4) The Random Bible Verse Method: I tried this with my Bible application on my iPhone and I got John 14:6, “I am the way, and the truth, and the life. No one comes to the Father except through me.” Very true but not exactly what I was looking for. But God works in other ways…

5) The Pros/Cons and Prayer Combined Method: This method worked for us. Chris looked through all the program information and we worked on a comprehensive pros/cons list for our top five. Then we prayed for discernment and guidance, and began to feel more and more settled in our decision over the weekend.

Of course just because we have our rank list doesn’t mean that it will happen like we think. But we are feeling a lot of peace about our decision. Thanks to all of our friends and family who have supported us through this whole process. You are the best! The great thing is that all of our choices are good and we are going to be happy wherever we end up.

I for one am excited about the next step. I know residency will be tough but hopefully God will give me the strength and guidance to be a good support for Chris during the rigors of residency and whatever other challenges lie before us.

Uncomfortable Choices

We got up early to play handbells this morning. I liked the piece we played although I did have to “slip.” I didn’t know what this was  until a couple weeks ago, but “slipping” means that I have to move handbells from hand to hand.
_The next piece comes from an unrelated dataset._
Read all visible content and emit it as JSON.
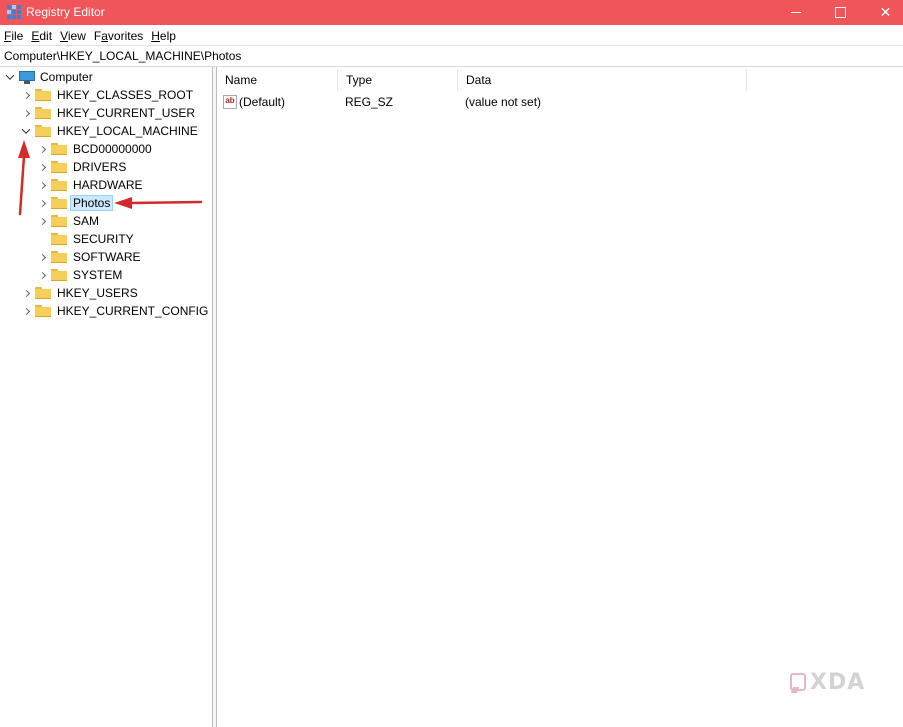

It wasn’t graceful but all the notes came out, more or less in time. (I admit, “slipping” doesn’t sound too good, especially in icy Minnesota in the winter. Perhaps “transferring?”)

The Call to Worship this morning was great. We meditated on Jesus’ journey into the wilderness, into hunger, doubt, and temptation, and responded accordingly. “As we begin our Lenten journey, let us also be led by the Spirit, even into the uncomfortable places… as we seek to follow Jesus, we would be led, even into the uncomfortable choices.”
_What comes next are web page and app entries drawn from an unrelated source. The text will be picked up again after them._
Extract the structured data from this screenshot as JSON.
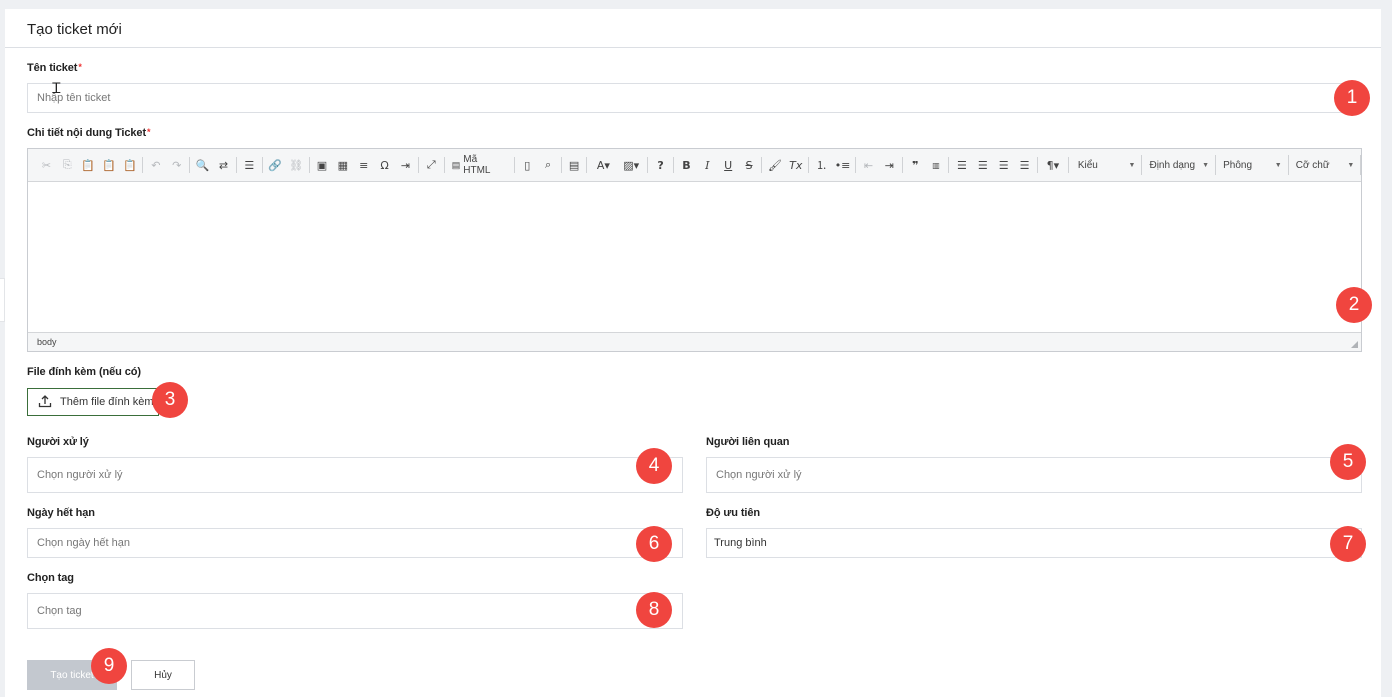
{
  "form": {
    "title": "Tạo ticket mới",
    "ticket_name": {
      "label": "Tên ticket",
      "required_mark": "*",
      "placeholder": "Nhập tên ticket"
    },
    "content": {
      "label": "Chi tiết nội dung Ticket",
      "required_mark": "*",
      "status_path": "body"
    },
    "attachment": {
      "label": "File đính kèm (nếu có)",
      "button": "Thêm file đính kèm"
    },
    "assignee": {
      "label": "Người xử lý",
      "placeholder": "Chọn người xử lý"
    },
    "related": {
      "label": "Người liên quan",
      "placeholder": "Chọn người xử lý"
    },
    "due_date": {
      "label": "Ngày hết hạn",
      "placeholder": "Chọn ngày hết hạn"
    },
    "priority": {
      "label": "Độ ưu tiên",
      "value": "Trung bình"
    },
    "tag": {
      "label": "Chọn tag",
      "placeholder": "Chọn tag"
    },
    "actions": {
      "submit": "Tạo ticket",
      "cancel": "Hủy"
    }
  },
  "toolbar": {
    "source_label": "Mã HTML",
    "styles": "Kiểu",
    "format": "Định dạng",
    "font": "Phông",
    "size": "Cỡ chữ"
  },
  "badges": [
    "1",
    "2",
    "3",
    "4",
    "5",
    "6",
    "7",
    "8",
    "9"
  ],
  "colors": {
    "badge": "#f0453f",
    "submit_disabled": "#c3c8cf",
    "attach_border": "#3a6e3a",
    "required": "#e33333"
  }
}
I hope as this Lenten journey continues, that I will be open to going into those uncomfortable places and choices, to examining the truth of what I’m doing. Very often in music ensembles, and in life, I will follow the music. I will listen and find my entrances and exits through “feeling.” I find my way through the relationships between notes and melodies.
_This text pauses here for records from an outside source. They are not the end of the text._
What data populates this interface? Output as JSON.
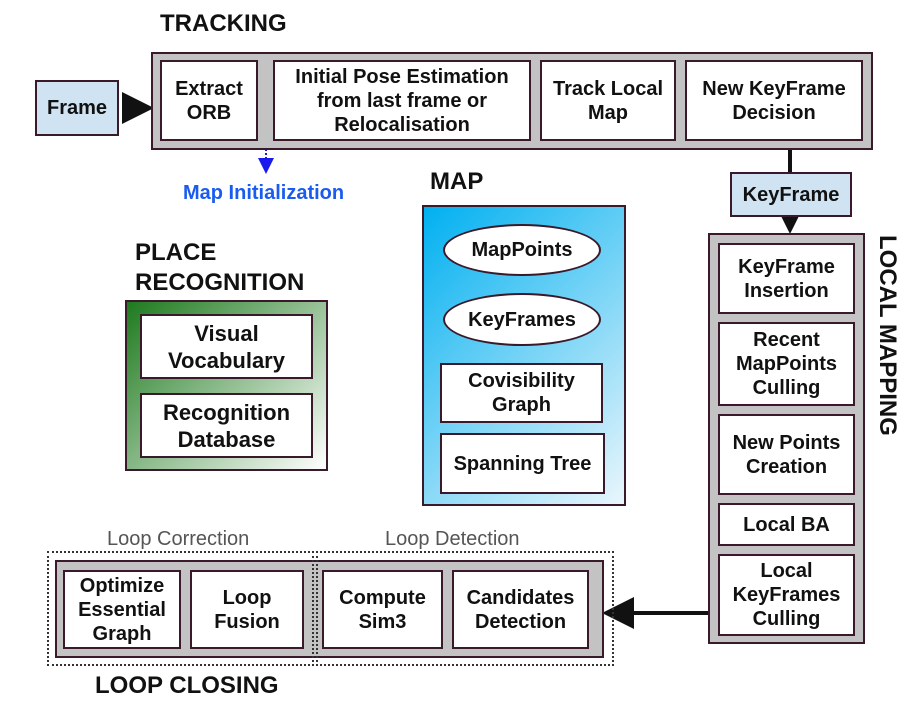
{
  "tracking": {
    "title": "TRACKING",
    "steps": [
      "Extract ORB",
      "Initial Pose Estimation from last frame or Relocalisation",
      "Track Local Map",
      "New KeyFrame Decision"
    ]
  },
  "frame": "Frame",
  "map_initialization": "Map Initialization",
  "keyframe": "KeyFrame",
  "map": {
    "title": "MAP",
    "items": [
      "MapPoints",
      "KeyFrames",
      "Covisibility Graph",
      "Spanning Tree"
    ]
  },
  "place_recognition": {
    "title_line1": "PLACE",
    "title_line2": "RECOGNITION",
    "items": [
      "Visual Vocabulary",
      "Recognition Database"
    ]
  },
  "local_mapping": {
    "title": "LOCAL MAPPING",
    "steps": [
      "KeyFrame Insertion",
      "Recent MapPoints Culling",
      "New Points Creation",
      "Local BA",
      "Local KeyFrames Culling"
    ]
  },
  "loop_closing": {
    "title": "LOOP CLOSING",
    "correction_label": "Loop Correction",
    "detection_label": "Loop Detection",
    "steps": [
      "Optimize Essential Graph",
      "Loop Fusion",
      "Compute Sim3",
      "Candidates Detection"
    ]
  },
  "colors": {
    "frame_fill": "#cfe3f3",
    "group_fill": "#c3c3c3",
    "map_gradient_start": "#00b0f0",
    "map_gradient_end": "#eaf6fc",
    "place_gradient_start": "#1e7a1e",
    "place_gradient_end": "#ffffff",
    "map_init_text": "#1a5cf0"
  }
}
And very often, this does work. For example, after my sophomore year of college, I went to the CityLights urban ministry program in St. Louis because the director sent out an 11th hour recruitment email at a time that I had just been refused from a summer job. I felt like my question had been answered; I felt the call. Things fit together like puzzle pieces: their need, my availability. In music, I can usually figure out where I am supposed to come in just by listening and watching other people’s music without necessarily counting.

But many times, the easy way is not the right way. “Broad is the road that leads to destruction” (Matthew 7:13). Actually I can’t think directly of a time I took the broad road and suffered for it, more of instances where the broad road was tempting and I was turned away. For example, a couple easier, more natural job opportunities during my “2 years of Lent” after college that I simply didn’t get.  Instead, I was a barista and CNA and grew a lot through those very different, challenging, interesting jobs.

In a similar vein… right now in our little church flute choir, we are doing a challenging piece where I cannot hear my entrance. I have to count, count, count (and math was never my strong suit). I can’t depend on “feeling” it yet to come in at the right time.

I suppose the difference lies in why the choice seems easy to me. Is it easy because that decision is in my comfort zone, before prayer and discernment? Is it easy because everyone else is doing it? Easy because it seems right with my earthly brain?

Or “easy” because God has been guiding me to that choice, by closing doors and windows, by having people whisper particular verses in my ear? Easy because he has surrounded me with teaching and guidance that make that the natural choice, the straight and narrow road that leads to Him?

God, help us face the uncomfortable choices and find the right road!